Fishfood The time has come.  It’s a time I have not been looking forward to but saw on the horizon.  It’s time to enroll my child into kindergarten. My baby is becoming a KID! Soon it will be book fairs, school plays, band concerts, and proms.  It’s all going so fast.

Kindergarten means I’m enrolling my daughter into public school and Columbus has an open enrollment system.  This system allows children to “lottery” into schools that might be better suited for them or in a different neighborhood than their home school.  This has so many benefits, specifically adding diversity.   One thing I never thought about until recently is, what kind of student will my child be?  This question comes up because we actually have the choice (if chosen through the lottery system) of different styles of learning.  We have the traditional schools and the alternative schools.  The alternative schools are typically less structured and provide a different learning environment.  I feel very fortunate to have this choice, but this system is very flawed.  I know, what system isn’t flawed, but let me explain.
Suppose at first you think your child would flourish in the non-traditional environment, so you choose to lottery into an alternative school and they get in.  Well during that school year you realize this is not only the wrong fit for your child, but also that your sweet little genius is falling behind.  All those years of tracing those letters and reading together down the drain, your child despises learning and the next thing you know your bright angel drops out of school at 15, gets really bad tattoos and lives in your basement until he/she is 50 years old, ALL BECAUSE YOU CHOSE THE WRONG SCHOOL.  Of course my scenario is a bit over the top, but that’s how this decision feels.

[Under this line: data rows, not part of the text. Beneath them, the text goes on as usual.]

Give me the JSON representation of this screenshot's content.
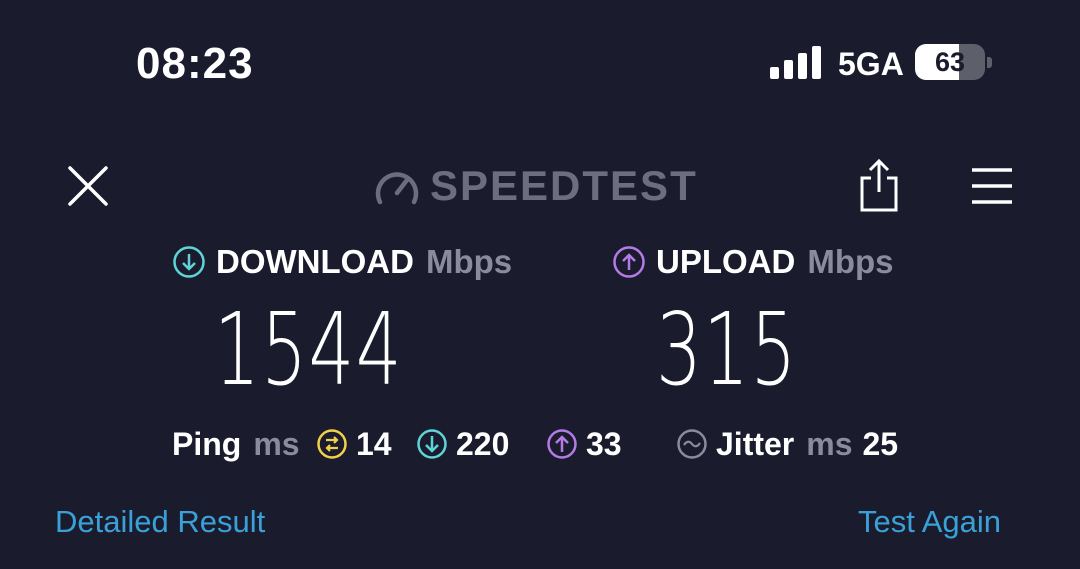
{
  "status_bar": {
    "time": "08:23",
    "network": "5GA",
    "battery_percent": "63",
    "battery_level": 0.63,
    "signal_bars": 4
  },
  "header": {
    "logo_text": "SPEEDTEST",
    "close_icon": "close-icon",
    "share_icon": "share-icon",
    "menu_icon": "hamburger-menu-icon"
  },
  "download": {
    "label": "DOWNLOAD",
    "unit": "Mbps",
    "value": "1544",
    "icon": "download-arrow-icon",
    "color": "#5fd4d8"
  },
  "upload": {
    "label": "UPLOAD",
    "unit": "Mbps",
    "value": "315",
    "icon": "upload-arrow-icon",
    "color": "#b47be6"
  },
  "stats": {
    "ping_label": "Ping",
    "ping_unit": "ms",
    "ping_idle": "14",
    "ping_idle_color": "#f0d24a",
    "ping_download": "220",
    "ping_upload": "33",
    "jitter_label": "Jitter",
    "jitter_unit": "ms",
    "jitter_value": "25"
  },
  "actions": {
    "detailed_result": "Detailed Result",
    "test_again": "Test Again",
    "link_color": "#3aa0d8"
  }
}
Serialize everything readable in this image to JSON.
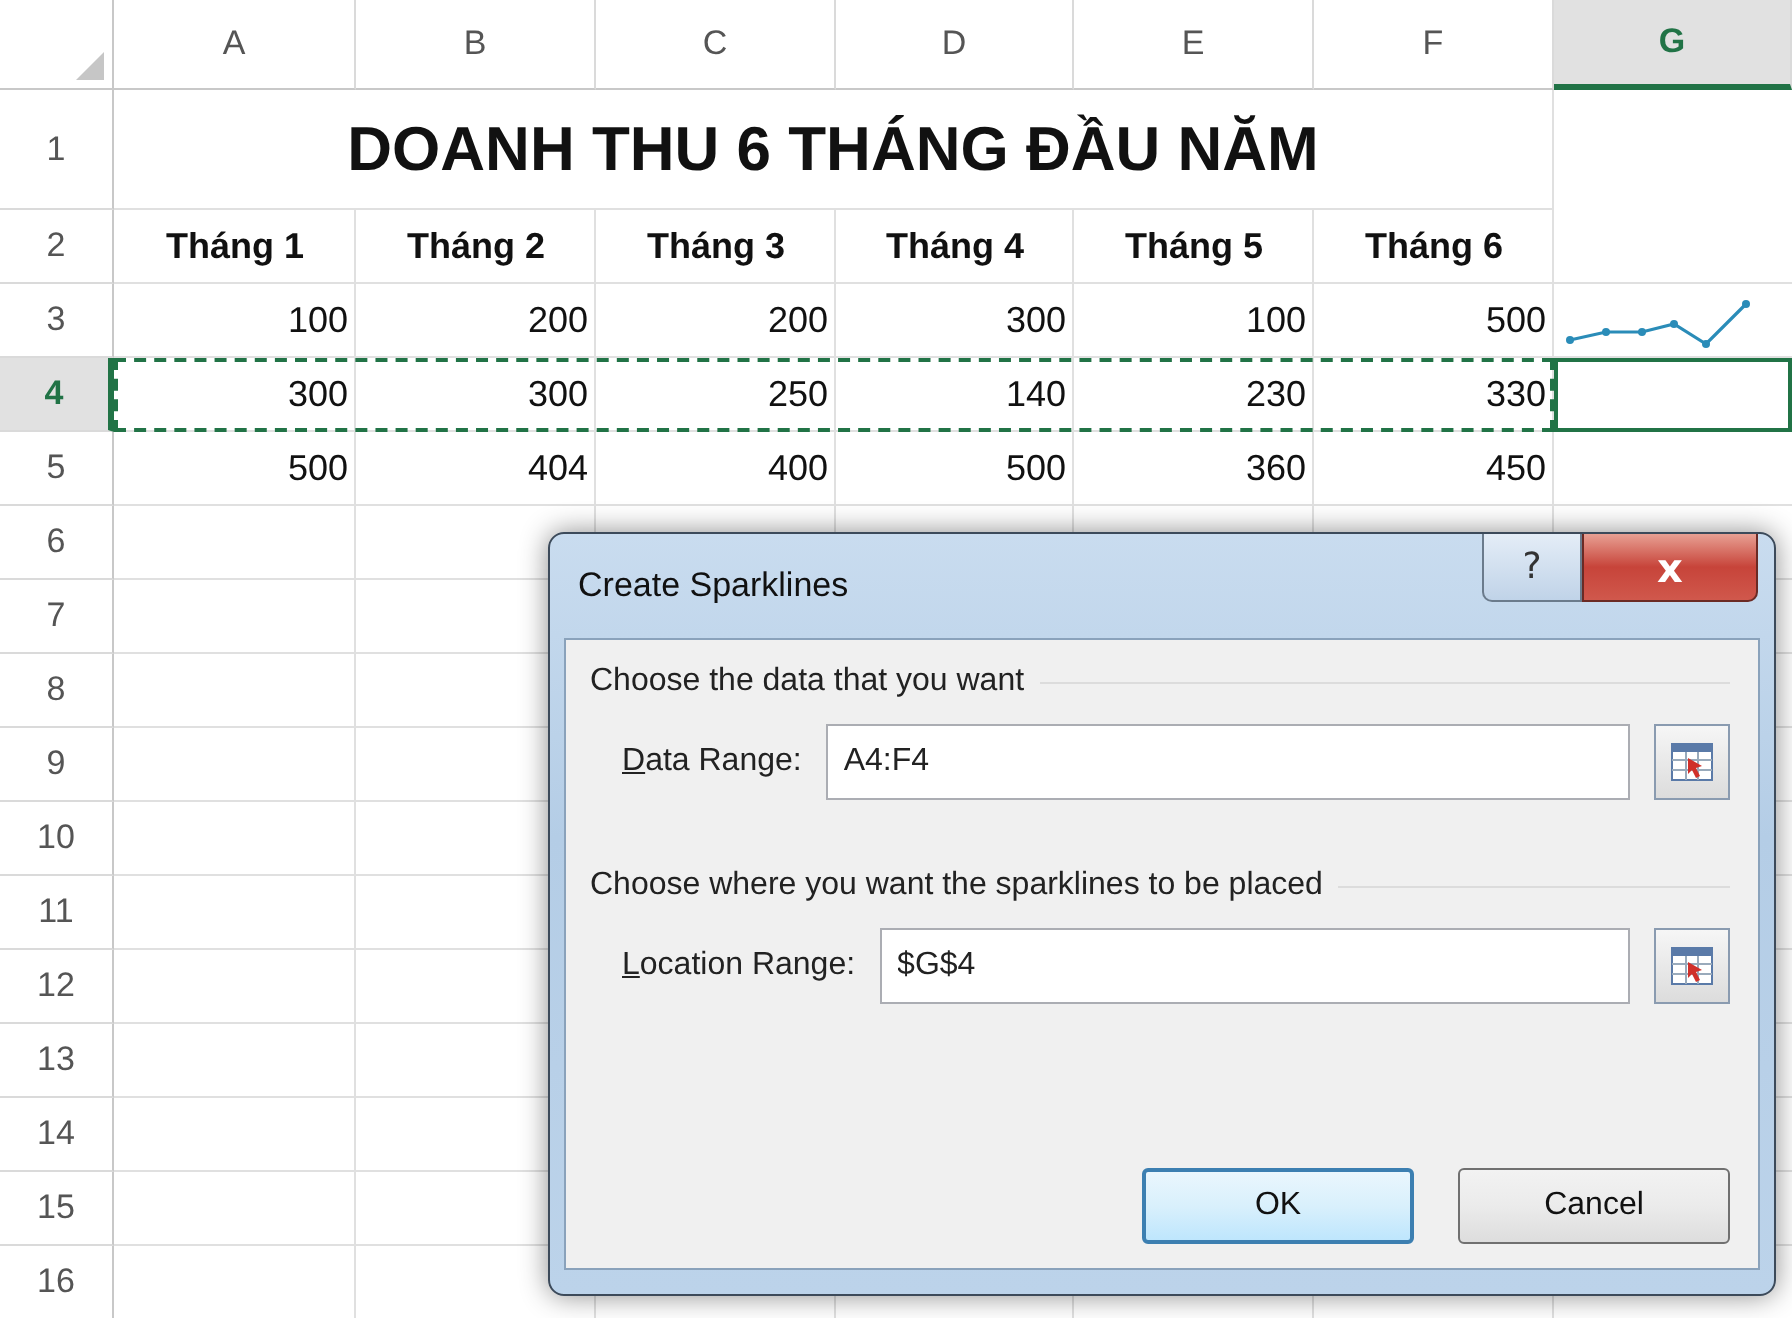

If you choose the lottery school you give up your seat at the home school & you will have to try to lottery your child back into that school.  I understand why they do this, they can’t hold your seat “just in case”, but man it feels like a crapshoot. Of course you investigate each school, talk with parents, teachers, etc, but it’s hard to predict how a child is going to continually learn over the years.  My main concern isn’t how my child does on the standardized testing or what college she’ll get into (cough Harvard cough), but whether or not she likes to learn. To me, the love of learning will make her a great student, not just in school, but also in life.

As parents we are forced to make these decisions for our children, it’s our job. Unfortunately or fortunately, depending on how your glass is filled, we are wrong.  This is a decision that could definitely shape her future and it leaves me a bit on edge.  As I take deep breaths, I know all I can do is make my assessment with as much information as possible and keep my fingers crossed.  I’ll also start looking for a house with a finished basement…just in case. 

Mollie writes about her paranoid parenting over at Fish Food.